1-Day Oaxaca Textile Walking Tour When you visit Oaxaca immerse yourself in our textile culture: How is indigenous clothing made, what is the best value, most economical, finest available. Suitable for adults only. Set your own dates.
February 5-13, 2023: Bucket List Tour: Monarch Butterflies + Michoacan. Spiritual, mystical connection to nature. Go deep into weaving, pottery, mask-making and more! We haven't offered this tour since 2019 and we anticipate it will sell out quickly.
Stay Healthy. Stay Safe. In Oaxaca, wear your mask. Questions? Want more info or to register? Send an email to Norma Schafer.
Maps: Teotitlan + Tlacolula Market
We require 48-hour advance notice for map orders to be processed. We send a printable map via email PDF after order received. Please be sure to send your email address. Where to see natural dyed rugs in Teotitlan del Valle and layout of the Sunday Tlacolula Market, with favorite eating, shopping, ATMs. Click Here to Buy Map After you click, be sure to check PayPal to ensure your email address isn't hidden from us. We fulfill each map order personally. It is not automatic.

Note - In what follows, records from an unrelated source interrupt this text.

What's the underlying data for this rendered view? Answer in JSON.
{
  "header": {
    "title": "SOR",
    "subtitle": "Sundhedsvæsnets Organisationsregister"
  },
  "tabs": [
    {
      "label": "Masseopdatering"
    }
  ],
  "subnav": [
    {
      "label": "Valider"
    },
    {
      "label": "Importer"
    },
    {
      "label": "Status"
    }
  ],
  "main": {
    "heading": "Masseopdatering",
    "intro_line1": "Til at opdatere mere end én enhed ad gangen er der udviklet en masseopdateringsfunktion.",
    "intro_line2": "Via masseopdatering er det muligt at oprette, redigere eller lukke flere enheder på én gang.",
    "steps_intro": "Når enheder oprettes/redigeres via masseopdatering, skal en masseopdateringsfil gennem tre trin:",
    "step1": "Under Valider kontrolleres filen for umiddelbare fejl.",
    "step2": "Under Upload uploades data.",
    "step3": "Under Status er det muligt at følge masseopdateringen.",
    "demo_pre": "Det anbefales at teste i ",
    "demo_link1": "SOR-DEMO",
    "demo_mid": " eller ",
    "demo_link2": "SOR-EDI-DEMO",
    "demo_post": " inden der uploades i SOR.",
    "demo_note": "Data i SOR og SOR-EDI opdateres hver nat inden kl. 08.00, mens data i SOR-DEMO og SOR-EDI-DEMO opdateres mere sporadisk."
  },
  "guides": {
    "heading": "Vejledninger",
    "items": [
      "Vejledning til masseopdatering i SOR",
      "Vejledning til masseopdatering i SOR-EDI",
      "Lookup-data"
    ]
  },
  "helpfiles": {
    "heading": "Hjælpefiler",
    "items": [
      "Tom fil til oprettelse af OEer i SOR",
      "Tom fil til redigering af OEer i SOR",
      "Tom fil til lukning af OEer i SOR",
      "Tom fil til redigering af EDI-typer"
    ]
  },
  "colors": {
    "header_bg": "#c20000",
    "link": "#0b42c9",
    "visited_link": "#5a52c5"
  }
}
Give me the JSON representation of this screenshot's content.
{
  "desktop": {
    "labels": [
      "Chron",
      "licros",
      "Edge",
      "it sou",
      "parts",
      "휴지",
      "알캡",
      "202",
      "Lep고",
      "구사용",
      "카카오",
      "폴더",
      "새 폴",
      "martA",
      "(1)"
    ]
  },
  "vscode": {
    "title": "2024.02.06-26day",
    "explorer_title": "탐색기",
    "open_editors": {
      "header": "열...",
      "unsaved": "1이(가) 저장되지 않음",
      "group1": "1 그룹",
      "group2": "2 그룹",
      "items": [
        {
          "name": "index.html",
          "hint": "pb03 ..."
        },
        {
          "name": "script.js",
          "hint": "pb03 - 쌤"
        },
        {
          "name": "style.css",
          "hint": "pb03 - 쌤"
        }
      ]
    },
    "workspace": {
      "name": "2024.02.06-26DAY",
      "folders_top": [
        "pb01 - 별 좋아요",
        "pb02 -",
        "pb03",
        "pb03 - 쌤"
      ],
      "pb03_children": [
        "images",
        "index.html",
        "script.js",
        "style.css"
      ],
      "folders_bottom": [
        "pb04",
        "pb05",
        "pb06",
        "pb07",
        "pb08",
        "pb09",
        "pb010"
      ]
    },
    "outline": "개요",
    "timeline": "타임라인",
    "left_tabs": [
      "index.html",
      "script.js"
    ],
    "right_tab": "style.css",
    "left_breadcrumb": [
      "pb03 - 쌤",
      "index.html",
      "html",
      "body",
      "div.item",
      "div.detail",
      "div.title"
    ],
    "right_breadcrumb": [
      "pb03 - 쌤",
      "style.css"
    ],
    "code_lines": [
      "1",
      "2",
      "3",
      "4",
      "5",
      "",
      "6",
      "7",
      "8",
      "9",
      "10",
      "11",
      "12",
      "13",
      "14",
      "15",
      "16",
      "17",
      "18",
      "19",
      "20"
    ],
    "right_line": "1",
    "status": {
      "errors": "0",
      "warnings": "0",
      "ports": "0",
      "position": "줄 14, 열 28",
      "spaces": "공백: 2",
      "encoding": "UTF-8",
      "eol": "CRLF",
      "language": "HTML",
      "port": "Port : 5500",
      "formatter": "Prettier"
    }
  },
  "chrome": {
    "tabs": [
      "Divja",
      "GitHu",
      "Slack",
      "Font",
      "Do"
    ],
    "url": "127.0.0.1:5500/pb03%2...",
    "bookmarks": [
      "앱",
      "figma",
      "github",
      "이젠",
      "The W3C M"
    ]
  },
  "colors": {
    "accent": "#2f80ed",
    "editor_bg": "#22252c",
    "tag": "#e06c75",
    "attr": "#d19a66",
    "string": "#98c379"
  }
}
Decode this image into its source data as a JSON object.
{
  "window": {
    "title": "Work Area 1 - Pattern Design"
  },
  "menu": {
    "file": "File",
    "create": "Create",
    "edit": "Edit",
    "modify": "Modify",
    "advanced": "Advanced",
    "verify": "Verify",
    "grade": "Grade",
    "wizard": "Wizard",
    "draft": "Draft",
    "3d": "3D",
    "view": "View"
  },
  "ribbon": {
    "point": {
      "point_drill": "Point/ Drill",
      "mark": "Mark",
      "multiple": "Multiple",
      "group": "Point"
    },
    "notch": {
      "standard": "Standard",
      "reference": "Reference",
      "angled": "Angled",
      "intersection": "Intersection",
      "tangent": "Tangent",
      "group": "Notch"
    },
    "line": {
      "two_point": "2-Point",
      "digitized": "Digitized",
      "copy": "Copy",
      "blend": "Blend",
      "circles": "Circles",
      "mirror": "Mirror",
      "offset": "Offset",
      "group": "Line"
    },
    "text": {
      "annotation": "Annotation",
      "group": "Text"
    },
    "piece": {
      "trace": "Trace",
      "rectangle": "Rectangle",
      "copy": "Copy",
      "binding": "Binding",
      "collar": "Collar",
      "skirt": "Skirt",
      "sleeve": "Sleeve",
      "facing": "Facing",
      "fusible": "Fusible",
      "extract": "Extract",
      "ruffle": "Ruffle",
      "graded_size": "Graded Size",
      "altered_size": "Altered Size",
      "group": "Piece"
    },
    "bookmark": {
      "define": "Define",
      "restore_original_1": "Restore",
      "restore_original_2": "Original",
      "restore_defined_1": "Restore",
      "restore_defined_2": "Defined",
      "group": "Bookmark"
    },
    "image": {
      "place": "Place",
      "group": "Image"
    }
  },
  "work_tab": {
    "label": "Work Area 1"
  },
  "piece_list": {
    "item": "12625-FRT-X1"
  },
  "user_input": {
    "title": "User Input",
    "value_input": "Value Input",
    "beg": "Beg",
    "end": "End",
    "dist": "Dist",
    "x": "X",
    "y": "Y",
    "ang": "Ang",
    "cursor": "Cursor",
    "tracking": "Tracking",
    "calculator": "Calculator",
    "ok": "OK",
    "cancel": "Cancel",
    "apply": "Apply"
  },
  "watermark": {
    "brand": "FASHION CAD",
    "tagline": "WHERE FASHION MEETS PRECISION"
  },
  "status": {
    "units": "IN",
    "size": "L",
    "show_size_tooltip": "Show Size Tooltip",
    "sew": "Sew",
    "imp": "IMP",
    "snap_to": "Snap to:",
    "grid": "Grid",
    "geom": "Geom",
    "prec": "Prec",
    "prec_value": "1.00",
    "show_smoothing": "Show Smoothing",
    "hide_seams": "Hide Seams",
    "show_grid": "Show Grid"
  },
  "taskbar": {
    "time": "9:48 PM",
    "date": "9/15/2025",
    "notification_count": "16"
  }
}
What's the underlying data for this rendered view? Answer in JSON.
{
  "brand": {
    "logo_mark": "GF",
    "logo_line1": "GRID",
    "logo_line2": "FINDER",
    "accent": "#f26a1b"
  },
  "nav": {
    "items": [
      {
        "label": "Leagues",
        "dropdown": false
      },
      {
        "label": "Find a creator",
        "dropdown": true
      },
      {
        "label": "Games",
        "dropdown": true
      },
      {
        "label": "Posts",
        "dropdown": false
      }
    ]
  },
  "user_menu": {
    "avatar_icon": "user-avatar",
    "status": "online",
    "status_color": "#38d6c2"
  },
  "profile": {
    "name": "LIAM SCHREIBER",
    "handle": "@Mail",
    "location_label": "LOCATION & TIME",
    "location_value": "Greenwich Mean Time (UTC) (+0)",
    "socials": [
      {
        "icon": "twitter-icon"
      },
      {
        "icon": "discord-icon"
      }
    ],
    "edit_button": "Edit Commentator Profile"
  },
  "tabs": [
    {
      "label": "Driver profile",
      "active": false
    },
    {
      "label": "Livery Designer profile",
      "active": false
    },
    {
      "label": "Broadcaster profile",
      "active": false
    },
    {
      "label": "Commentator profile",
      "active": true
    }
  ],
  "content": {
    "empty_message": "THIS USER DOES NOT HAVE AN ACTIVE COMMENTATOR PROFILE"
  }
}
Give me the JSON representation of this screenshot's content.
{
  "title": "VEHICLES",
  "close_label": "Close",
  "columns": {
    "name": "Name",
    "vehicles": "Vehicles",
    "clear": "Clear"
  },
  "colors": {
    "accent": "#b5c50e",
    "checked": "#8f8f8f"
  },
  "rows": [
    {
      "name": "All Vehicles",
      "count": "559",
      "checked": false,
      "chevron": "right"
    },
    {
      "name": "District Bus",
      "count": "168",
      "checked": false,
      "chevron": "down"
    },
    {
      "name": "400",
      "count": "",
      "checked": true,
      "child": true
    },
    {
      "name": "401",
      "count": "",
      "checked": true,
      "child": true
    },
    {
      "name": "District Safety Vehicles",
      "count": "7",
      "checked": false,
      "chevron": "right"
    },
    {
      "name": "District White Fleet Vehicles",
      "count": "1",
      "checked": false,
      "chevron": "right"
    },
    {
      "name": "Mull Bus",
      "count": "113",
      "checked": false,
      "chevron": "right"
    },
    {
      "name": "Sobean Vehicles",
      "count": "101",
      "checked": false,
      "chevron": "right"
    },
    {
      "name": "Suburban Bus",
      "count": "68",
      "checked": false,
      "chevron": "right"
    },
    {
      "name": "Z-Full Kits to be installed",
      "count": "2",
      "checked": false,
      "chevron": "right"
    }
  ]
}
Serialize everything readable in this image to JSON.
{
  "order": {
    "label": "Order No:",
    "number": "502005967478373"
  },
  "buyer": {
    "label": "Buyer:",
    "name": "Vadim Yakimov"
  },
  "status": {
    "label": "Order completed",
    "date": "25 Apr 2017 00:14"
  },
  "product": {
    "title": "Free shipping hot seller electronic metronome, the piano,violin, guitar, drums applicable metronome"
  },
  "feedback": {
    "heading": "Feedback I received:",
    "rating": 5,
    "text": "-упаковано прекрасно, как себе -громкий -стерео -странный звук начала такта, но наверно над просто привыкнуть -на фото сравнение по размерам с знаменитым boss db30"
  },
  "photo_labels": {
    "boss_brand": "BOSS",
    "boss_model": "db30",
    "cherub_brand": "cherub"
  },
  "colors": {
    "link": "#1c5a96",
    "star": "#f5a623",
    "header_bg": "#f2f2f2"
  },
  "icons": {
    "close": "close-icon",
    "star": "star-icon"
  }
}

Dye Master Dolores Santiago Arrellanas with son Omar Chavez Santiago, weaver and dyer, Fey y Lola Rugs, Teotitlan del Valle